Dataset rows describing interfaces:
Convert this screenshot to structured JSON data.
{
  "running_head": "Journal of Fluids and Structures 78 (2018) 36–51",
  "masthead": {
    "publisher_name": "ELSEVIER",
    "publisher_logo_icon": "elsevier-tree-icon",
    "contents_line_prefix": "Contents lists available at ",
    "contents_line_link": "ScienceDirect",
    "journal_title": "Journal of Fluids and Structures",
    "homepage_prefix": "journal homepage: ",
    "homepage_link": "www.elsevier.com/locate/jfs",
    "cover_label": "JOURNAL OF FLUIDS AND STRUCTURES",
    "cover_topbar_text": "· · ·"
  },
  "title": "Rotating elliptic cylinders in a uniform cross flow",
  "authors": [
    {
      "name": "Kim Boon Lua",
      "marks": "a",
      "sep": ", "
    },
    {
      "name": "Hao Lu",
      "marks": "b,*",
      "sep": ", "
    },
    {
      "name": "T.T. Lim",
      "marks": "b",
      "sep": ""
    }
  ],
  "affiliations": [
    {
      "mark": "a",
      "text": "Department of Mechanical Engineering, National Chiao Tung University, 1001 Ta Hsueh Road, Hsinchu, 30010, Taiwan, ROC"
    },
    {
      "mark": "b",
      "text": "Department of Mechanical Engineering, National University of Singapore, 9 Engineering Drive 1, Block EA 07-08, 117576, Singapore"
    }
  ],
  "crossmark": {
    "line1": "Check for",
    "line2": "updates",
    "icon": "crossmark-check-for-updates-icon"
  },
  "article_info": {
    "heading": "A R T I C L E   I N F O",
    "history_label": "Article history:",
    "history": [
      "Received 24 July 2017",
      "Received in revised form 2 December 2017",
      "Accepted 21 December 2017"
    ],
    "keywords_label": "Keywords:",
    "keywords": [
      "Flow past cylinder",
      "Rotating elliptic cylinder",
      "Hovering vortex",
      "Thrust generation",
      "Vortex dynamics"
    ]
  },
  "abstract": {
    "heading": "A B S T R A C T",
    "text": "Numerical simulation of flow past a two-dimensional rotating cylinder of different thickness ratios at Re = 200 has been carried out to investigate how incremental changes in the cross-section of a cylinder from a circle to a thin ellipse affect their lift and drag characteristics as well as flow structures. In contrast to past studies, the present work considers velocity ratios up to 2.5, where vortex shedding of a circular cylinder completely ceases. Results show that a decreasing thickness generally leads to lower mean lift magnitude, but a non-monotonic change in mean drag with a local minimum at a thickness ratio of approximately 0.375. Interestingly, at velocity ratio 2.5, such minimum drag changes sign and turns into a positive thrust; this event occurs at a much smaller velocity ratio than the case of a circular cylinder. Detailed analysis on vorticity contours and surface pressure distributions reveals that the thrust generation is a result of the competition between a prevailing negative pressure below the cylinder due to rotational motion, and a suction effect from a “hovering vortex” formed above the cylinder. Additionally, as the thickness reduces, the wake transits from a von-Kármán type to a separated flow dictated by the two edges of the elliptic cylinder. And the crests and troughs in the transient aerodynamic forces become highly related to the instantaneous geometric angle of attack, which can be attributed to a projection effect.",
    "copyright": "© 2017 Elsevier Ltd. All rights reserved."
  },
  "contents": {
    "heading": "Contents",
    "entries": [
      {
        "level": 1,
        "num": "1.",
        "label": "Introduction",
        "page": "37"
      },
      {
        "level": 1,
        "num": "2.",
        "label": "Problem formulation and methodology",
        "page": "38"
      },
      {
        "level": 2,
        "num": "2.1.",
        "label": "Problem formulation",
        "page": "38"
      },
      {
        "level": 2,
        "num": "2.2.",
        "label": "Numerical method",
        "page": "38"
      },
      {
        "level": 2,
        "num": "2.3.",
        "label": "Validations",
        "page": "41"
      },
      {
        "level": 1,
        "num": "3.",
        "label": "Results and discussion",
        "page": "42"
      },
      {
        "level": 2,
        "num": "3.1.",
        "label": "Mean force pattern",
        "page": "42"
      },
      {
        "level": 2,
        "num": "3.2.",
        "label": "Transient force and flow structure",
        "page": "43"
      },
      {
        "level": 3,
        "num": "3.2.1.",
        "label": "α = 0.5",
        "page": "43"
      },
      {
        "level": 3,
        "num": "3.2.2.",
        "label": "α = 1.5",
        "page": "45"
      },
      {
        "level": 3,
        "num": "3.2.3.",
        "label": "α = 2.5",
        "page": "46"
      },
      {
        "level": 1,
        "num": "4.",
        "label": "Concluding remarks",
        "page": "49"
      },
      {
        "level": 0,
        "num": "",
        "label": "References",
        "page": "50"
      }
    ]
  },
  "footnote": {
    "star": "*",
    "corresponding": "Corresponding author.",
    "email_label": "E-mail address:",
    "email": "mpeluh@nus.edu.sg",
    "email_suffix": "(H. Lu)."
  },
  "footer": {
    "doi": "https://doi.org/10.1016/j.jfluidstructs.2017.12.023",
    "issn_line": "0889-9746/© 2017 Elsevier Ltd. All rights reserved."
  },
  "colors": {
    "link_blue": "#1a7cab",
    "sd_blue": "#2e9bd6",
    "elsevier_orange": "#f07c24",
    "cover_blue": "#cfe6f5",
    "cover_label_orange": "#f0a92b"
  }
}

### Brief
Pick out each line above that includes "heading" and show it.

### Result
    "heading": "A R T I C L E   I N F O",
    "heading": "A B S T R A C T",
    "heading": "Contents",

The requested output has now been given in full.